*** Source information Section Begins ***

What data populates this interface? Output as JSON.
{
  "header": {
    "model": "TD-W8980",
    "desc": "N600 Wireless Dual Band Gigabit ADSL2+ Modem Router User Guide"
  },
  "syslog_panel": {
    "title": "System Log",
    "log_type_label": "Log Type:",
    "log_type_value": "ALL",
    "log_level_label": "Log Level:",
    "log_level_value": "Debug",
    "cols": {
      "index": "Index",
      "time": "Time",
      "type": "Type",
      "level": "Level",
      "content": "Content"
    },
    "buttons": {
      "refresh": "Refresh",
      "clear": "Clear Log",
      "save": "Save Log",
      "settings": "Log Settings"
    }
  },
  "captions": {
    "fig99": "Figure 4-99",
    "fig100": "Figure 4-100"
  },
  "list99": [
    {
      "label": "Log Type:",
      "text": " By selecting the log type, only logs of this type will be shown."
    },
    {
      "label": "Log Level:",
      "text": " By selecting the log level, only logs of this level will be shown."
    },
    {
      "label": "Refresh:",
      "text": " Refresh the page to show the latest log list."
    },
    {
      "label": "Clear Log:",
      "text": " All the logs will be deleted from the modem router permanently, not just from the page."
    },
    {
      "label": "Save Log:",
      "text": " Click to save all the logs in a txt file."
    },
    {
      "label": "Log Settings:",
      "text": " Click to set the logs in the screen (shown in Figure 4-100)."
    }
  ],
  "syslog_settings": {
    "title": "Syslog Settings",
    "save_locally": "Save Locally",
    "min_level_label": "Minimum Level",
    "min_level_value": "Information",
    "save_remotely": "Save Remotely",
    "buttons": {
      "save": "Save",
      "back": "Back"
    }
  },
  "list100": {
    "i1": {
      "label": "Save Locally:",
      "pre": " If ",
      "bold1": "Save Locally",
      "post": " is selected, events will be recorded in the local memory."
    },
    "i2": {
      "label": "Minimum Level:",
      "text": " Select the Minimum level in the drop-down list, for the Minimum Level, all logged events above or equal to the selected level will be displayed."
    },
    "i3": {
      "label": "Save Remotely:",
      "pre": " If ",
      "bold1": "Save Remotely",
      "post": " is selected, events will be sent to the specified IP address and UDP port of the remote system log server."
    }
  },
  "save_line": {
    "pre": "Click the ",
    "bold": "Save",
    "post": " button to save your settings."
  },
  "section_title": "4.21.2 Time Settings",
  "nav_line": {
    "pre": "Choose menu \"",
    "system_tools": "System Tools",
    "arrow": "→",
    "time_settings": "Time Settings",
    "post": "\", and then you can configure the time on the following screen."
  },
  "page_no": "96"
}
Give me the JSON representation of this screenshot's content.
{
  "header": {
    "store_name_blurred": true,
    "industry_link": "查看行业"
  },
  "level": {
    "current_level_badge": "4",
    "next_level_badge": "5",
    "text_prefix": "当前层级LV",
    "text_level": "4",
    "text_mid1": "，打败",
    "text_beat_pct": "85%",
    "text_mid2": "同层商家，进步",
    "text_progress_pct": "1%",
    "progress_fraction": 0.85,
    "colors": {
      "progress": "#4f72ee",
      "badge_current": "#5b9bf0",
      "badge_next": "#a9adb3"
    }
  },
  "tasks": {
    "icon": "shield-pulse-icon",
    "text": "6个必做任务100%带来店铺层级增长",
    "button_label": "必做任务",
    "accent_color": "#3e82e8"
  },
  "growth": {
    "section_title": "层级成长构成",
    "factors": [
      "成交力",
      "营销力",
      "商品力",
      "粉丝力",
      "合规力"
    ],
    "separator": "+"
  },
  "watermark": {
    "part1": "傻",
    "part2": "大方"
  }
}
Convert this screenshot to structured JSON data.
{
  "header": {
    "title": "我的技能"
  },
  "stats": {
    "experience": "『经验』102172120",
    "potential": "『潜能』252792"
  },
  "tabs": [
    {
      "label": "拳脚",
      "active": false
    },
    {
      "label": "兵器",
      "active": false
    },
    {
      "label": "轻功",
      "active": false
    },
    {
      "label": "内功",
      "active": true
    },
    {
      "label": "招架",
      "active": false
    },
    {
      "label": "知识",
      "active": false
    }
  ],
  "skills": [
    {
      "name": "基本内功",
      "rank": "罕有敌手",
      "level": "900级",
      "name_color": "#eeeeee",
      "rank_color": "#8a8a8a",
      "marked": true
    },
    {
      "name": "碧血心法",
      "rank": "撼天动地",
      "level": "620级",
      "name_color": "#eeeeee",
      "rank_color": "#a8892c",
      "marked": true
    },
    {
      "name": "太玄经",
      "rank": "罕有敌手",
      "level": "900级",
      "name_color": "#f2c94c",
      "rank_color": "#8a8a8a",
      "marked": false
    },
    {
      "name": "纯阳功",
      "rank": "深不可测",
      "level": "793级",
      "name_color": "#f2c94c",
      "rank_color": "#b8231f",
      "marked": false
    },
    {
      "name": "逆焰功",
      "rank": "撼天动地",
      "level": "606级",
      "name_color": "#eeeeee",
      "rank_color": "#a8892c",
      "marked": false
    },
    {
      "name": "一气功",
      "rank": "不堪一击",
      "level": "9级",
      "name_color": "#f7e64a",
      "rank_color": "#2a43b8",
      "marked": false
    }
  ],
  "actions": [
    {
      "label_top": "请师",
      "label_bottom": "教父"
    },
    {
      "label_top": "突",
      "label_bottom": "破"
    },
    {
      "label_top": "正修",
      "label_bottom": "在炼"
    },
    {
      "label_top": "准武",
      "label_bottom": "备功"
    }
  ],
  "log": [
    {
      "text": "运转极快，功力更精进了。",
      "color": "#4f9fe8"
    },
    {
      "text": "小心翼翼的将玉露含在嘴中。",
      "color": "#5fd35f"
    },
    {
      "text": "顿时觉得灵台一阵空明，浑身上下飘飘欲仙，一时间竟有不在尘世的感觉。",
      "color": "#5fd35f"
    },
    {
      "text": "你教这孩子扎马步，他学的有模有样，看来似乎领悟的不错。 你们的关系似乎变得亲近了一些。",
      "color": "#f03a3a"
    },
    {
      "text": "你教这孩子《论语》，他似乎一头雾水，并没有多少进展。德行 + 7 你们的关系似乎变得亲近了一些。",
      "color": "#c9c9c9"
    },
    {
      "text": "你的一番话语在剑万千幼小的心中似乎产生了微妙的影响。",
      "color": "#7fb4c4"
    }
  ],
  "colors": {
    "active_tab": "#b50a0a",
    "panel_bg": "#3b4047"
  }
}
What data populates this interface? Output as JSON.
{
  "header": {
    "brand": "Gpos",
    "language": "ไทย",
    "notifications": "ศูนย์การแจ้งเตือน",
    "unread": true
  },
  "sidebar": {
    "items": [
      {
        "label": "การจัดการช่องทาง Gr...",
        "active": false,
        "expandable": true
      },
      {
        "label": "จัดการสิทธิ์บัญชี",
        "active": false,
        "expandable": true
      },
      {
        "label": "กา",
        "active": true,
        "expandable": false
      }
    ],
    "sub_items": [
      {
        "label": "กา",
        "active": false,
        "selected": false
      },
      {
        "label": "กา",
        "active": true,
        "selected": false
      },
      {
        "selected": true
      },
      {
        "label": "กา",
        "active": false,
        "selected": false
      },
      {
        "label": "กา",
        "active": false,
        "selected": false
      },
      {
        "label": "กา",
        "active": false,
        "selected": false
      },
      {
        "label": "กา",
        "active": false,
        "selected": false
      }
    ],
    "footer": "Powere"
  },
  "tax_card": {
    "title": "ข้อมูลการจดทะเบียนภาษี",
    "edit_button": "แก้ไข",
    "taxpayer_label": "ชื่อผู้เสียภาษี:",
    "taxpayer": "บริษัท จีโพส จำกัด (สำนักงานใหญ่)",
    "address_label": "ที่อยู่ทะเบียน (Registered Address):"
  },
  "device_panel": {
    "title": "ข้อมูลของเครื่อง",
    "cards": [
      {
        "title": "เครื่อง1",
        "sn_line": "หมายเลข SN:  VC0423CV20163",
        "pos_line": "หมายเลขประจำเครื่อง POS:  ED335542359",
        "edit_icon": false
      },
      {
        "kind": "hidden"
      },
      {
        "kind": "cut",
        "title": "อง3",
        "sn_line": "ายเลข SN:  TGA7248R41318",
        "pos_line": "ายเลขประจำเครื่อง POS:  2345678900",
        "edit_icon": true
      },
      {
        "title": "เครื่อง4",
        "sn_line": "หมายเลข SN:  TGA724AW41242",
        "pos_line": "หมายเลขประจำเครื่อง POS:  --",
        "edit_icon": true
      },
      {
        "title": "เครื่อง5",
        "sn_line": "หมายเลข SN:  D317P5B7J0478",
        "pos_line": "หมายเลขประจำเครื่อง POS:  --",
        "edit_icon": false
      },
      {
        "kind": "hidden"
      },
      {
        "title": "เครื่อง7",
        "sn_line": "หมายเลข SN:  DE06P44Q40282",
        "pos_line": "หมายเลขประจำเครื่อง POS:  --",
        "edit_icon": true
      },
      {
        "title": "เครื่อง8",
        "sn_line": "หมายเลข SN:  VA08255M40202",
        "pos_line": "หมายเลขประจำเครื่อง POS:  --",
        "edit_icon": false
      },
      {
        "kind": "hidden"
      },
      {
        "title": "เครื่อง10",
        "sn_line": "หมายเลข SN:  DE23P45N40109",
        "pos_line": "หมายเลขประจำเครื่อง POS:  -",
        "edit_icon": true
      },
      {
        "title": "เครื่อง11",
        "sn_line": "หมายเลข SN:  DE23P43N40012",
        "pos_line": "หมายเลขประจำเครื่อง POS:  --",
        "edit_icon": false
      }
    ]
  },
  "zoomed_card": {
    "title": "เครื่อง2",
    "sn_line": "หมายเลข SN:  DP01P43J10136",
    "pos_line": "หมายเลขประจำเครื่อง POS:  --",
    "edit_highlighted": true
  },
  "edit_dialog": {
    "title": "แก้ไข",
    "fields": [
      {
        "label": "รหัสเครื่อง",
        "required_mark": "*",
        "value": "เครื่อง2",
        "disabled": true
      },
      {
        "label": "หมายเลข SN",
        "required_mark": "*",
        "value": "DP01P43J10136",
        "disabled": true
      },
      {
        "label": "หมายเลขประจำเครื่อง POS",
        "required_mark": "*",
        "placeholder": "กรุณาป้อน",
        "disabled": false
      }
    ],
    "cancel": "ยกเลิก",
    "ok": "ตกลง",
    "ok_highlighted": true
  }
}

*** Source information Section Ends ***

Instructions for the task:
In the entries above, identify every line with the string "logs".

Task response:
      "text": " By selecting the log type, only logs of this type will be shown."
      "text": " By selecting the log level, only logs of this level will be shown."
      "text": " All the logs will be deleted from the modem router permanently, not just from the page."
      "text": " Click to save all the logs in a txt file."
      "text": " Click to set the logs in the screen (shown in Figure 4-100)."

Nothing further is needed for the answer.